In the "no news is still news" department, the White House has yet to send up nominations for new FCC commissioners.
Washington was abuzz last week with the speculation, including here, that the administration was about to name telecom policy adviser Richard Russell and Tennessee utility commissioner Deborah Taylor Tate to fill those Republican seats. One is held by Kathleen Abernathy, who wants to leave, and the other is the open seat of former Chairman Michael Powell.
Though Russell and Tate are still thought to be the White House favorites, there now appears to be a hold-up.
The Washington Times was blaming reporters. "It is August, after all," the paper said in an op ed. "If the president announces his [FCC] choices this month, bored reporters probably will have plenty of time to scrutinize the records of the nominees. The Senate hearings on Mr. Bush's big nominee of the summer—Supreme Court pick John G. Roberts Jr.—won't begin until Sept. 6."
Another theory is that the White House is holding off until it also has a nominee for the Democratic seat held by Michael Copps, whose term, like that of Republican Commissioner Kathleen Abernathy, has also expired (commissioners are allowed to serve until the end of the congressional session).
An aide at the Senate Commerce Committee favors that explanation, saying that the administration is aware that the committee likes to consider all its nominees at once.
Under Chairman Ted Stevens (R-Alaska), the committee, which has to approve the appointments, has preferred that "bipartisanship" approach (no surprise from a chairman who is actually sharing that title with Democrat Daniel Inouye of Hawaii).

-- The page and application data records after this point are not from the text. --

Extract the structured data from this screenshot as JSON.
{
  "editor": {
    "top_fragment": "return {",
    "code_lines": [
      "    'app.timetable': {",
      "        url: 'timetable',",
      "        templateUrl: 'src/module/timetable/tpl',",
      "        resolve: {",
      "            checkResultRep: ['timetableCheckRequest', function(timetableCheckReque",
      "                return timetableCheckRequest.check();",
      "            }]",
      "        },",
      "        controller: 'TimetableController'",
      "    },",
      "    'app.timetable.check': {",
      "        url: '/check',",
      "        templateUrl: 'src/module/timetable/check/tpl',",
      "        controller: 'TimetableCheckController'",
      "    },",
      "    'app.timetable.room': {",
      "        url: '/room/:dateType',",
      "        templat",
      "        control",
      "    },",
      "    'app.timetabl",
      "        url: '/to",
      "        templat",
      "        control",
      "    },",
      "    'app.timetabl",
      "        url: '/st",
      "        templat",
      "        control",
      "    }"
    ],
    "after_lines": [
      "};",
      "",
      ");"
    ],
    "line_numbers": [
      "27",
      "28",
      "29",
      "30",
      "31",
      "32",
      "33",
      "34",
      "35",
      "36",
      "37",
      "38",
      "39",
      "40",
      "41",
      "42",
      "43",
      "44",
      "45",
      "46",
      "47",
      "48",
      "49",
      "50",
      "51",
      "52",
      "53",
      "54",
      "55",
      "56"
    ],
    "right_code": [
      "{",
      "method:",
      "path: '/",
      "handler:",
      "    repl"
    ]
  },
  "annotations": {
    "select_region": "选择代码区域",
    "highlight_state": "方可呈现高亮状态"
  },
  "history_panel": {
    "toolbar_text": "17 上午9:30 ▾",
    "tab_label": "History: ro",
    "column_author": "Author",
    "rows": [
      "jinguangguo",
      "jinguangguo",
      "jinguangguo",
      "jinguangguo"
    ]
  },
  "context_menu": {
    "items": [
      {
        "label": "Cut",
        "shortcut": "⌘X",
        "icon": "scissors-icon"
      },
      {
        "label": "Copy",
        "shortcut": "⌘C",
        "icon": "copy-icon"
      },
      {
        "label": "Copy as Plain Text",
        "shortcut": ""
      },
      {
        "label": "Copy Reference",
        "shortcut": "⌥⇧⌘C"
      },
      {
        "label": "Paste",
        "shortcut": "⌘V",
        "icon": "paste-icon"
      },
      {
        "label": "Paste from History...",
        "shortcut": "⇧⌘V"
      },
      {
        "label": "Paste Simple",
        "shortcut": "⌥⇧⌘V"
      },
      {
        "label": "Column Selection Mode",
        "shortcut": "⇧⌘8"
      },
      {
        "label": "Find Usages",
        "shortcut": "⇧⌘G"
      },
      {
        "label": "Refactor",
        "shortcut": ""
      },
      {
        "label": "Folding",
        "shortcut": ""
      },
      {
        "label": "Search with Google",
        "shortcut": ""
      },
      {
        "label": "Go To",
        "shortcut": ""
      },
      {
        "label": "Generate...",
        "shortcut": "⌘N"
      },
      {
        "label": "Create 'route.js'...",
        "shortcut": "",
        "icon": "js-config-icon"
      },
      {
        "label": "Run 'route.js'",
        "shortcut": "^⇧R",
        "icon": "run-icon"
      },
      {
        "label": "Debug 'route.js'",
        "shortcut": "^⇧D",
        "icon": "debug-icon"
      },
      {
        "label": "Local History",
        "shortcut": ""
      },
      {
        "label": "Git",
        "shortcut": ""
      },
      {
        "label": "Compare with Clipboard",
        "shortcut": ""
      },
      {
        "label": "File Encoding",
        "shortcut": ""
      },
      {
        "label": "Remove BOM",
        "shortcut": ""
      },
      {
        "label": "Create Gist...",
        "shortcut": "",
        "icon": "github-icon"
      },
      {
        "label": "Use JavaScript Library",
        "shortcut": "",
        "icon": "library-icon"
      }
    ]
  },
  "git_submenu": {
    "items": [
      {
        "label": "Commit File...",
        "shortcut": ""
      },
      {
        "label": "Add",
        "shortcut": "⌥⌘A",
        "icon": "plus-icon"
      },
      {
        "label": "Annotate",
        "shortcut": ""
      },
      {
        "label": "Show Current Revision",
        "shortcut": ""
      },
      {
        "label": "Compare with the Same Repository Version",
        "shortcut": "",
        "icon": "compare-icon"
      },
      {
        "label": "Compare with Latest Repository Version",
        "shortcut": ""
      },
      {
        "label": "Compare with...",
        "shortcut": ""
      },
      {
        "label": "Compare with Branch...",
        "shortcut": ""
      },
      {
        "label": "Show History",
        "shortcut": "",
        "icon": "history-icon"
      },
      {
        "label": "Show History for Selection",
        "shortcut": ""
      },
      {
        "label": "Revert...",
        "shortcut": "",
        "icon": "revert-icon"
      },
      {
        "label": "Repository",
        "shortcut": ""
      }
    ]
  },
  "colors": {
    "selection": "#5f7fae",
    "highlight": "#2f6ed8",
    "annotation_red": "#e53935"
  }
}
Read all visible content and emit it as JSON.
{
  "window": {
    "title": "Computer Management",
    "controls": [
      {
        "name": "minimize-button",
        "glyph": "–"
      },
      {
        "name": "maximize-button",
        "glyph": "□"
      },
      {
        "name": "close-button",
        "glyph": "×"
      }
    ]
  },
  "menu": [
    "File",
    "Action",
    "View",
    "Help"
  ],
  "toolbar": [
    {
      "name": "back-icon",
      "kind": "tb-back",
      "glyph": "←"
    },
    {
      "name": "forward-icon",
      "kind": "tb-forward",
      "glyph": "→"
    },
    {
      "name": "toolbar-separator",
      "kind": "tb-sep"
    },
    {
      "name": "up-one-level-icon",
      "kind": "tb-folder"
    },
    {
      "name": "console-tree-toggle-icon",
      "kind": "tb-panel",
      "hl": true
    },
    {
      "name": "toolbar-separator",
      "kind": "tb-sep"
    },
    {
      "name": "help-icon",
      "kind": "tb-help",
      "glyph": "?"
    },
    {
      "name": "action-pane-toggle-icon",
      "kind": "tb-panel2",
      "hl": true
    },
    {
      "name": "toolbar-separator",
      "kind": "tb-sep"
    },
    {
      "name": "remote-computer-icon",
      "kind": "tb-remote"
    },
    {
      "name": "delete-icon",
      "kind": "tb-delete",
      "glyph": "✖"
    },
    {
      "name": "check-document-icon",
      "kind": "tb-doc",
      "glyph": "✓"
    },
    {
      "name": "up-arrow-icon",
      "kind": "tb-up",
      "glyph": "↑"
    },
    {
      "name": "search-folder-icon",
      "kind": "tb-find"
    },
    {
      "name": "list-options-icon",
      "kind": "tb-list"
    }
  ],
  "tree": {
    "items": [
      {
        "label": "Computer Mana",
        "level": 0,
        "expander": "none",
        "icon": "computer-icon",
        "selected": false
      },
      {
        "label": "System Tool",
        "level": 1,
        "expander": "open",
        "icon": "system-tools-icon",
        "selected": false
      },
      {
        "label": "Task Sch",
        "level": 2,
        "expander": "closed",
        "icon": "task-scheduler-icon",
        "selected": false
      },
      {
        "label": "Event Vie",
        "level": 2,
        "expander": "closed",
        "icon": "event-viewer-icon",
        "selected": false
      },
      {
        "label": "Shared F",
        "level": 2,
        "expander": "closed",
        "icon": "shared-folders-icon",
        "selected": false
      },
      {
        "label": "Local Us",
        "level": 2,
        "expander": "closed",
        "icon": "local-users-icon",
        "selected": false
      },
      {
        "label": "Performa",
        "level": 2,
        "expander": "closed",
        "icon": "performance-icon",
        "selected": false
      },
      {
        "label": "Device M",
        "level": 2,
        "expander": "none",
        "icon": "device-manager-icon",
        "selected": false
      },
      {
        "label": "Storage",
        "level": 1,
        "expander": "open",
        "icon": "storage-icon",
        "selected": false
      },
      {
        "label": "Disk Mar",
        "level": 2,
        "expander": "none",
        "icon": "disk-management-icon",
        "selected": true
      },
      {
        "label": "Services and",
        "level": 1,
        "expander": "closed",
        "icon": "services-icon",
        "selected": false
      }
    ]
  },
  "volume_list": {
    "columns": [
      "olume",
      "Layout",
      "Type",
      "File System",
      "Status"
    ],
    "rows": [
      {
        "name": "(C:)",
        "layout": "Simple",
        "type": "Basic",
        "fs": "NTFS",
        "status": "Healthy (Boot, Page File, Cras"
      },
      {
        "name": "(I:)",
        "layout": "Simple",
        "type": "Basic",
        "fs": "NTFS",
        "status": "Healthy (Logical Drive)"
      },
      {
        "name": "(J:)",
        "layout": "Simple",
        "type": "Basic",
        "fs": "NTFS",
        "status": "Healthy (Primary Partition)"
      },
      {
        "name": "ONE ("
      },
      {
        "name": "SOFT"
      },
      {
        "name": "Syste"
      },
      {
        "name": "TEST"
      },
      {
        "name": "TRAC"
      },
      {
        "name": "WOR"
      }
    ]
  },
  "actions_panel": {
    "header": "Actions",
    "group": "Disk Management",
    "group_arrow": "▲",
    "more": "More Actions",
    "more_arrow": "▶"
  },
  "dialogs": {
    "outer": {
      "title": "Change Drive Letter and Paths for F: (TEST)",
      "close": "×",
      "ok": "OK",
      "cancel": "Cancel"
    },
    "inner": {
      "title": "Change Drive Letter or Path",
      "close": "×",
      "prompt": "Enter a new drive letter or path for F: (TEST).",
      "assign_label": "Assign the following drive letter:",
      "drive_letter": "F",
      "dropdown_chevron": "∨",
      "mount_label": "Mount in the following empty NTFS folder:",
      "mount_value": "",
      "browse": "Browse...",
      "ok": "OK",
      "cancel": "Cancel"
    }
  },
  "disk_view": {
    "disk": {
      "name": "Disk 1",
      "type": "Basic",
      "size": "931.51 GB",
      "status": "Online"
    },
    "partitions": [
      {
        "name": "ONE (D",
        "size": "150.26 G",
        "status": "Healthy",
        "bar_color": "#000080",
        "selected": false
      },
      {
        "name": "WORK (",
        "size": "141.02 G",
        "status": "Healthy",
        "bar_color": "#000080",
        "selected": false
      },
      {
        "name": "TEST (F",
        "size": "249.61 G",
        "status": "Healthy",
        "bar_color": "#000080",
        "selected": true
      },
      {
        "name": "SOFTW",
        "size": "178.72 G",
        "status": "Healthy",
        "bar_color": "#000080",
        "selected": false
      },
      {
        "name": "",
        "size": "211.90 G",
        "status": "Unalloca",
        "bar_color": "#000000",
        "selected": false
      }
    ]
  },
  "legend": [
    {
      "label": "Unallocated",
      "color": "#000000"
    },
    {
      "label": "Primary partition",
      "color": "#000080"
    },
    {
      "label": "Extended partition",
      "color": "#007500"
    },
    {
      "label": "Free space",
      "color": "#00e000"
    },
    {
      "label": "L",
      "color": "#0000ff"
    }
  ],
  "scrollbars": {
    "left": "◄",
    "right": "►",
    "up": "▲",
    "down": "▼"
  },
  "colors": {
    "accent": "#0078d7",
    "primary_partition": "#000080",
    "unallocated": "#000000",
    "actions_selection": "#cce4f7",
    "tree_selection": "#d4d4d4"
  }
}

For instance, four Republican nominees—to the Amtrak Reform Board and the NTSB—have not had hearings yet because the committee is waiting to get Democratic nominees sent up for those boards.
Stevens backs renominating Copps, though the commissioner's vocal opposition to media ownership and outsider-like talk criticizing "the usual suspects inside the Beltway [who] write the rules," could be too vocal for the administration's liking.